Copy out every line of the records where the string "heading" occurs.

» **Data for the task**:
++++

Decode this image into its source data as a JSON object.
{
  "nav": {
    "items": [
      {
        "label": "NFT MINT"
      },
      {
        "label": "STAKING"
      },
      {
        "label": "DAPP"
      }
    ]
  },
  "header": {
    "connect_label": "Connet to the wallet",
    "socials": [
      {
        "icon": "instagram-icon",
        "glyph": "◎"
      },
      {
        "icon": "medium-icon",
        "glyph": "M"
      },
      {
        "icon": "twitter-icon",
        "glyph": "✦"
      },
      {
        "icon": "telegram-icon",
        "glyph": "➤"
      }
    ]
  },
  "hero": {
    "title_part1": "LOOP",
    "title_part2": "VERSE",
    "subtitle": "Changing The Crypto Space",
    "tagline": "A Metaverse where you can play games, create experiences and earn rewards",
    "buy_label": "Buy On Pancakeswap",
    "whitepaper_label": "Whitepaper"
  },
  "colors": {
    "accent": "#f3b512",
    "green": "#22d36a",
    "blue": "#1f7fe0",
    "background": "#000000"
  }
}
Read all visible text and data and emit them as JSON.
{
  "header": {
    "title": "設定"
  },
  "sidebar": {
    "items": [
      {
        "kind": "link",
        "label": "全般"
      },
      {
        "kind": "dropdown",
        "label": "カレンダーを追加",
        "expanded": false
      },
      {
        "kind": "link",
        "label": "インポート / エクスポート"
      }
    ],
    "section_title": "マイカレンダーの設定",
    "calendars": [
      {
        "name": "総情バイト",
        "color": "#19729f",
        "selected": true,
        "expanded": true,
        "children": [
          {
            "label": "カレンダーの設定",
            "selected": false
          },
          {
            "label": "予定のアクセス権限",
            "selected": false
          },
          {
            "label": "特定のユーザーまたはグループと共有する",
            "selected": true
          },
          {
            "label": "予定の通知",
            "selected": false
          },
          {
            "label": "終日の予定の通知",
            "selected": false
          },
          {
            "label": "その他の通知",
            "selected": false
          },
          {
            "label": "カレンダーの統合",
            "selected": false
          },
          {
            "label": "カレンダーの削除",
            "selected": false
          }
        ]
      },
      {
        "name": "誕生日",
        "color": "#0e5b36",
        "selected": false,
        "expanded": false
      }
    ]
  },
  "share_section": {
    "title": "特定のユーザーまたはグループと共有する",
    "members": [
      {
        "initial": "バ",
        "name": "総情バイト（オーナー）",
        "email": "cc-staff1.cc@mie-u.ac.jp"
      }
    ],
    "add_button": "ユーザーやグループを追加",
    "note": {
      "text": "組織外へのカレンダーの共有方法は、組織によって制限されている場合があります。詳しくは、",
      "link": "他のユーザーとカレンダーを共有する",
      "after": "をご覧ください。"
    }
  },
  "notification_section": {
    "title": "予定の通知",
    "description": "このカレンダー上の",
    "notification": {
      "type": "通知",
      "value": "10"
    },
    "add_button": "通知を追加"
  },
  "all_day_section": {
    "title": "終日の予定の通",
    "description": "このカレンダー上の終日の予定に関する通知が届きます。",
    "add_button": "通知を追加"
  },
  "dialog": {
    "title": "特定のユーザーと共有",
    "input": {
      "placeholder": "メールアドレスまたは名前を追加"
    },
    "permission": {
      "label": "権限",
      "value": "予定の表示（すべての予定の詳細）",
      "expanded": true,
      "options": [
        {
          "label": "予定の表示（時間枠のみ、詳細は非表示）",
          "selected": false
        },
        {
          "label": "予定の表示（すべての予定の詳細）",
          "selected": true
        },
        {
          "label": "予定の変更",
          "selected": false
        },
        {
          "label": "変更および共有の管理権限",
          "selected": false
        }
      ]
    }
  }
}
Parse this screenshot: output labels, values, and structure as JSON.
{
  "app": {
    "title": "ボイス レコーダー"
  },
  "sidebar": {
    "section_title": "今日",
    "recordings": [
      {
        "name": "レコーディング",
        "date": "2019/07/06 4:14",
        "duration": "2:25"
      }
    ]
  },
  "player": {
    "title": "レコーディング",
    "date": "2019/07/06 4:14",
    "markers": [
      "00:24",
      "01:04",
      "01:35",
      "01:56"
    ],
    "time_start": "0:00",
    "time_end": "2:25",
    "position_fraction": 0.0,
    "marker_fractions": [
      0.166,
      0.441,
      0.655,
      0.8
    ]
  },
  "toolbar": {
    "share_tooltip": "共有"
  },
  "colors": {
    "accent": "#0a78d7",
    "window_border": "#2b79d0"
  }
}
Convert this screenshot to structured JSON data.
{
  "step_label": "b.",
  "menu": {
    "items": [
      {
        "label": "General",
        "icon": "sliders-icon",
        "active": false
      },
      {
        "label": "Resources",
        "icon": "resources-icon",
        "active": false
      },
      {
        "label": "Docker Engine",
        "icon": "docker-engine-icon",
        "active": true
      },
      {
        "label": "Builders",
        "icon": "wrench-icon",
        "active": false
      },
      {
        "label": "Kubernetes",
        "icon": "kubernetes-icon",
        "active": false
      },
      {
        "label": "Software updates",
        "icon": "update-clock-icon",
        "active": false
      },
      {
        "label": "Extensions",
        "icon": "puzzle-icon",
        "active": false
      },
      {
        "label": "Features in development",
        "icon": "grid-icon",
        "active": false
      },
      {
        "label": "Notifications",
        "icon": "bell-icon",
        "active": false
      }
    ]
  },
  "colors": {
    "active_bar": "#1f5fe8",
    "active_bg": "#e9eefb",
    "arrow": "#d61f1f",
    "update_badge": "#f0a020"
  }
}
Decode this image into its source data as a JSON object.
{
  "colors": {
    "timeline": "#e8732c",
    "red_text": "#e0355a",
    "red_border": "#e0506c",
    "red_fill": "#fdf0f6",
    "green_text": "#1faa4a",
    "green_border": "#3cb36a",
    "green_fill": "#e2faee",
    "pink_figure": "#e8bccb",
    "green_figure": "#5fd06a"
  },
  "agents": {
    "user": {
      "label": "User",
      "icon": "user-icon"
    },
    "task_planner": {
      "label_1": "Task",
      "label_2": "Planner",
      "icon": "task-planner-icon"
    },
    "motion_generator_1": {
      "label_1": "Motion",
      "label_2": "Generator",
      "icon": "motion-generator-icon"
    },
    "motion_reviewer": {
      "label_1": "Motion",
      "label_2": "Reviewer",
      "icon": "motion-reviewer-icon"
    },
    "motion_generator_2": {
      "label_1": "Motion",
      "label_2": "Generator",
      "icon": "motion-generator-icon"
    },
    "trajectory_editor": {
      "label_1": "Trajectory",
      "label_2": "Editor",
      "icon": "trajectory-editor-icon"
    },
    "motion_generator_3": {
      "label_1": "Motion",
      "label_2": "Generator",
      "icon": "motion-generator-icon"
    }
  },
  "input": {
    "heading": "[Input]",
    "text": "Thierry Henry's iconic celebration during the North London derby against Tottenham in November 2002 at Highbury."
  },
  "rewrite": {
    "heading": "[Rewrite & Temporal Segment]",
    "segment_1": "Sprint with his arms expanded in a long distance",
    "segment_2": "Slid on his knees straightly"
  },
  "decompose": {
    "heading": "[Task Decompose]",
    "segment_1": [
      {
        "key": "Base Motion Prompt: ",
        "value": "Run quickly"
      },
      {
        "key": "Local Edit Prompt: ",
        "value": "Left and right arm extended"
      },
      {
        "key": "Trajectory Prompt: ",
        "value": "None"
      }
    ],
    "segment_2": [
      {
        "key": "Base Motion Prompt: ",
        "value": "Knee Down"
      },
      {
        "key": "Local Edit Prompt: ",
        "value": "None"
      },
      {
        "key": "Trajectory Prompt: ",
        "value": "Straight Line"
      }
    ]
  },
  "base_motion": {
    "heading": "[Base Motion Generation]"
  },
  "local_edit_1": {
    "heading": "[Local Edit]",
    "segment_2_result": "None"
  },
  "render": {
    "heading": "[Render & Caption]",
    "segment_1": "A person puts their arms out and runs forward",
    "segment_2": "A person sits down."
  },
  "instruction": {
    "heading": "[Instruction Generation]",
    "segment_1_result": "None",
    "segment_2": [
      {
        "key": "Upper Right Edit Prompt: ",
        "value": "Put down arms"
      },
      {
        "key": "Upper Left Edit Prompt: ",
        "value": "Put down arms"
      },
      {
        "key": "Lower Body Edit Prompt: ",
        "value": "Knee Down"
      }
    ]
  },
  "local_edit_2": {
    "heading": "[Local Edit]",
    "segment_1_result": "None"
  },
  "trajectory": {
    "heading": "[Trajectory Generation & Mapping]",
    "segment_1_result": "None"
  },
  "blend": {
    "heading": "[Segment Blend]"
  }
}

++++

» **Task output**:
    "heading": "[Input]",
    "heading": "[Rewrite & Temporal Segment]",
    "heading": "[Task Decompose]",
    "heading": "[Base Motion Generation]"
    "heading": "[Local Edit]",
    "heading": "[Render & Caption]",
    "heading": "[Instruction Generation]",
    "heading": "[Local Edit]",
    "heading": "[Trajectory Generation & Mapping]",
    "heading": "[Segment Blend]"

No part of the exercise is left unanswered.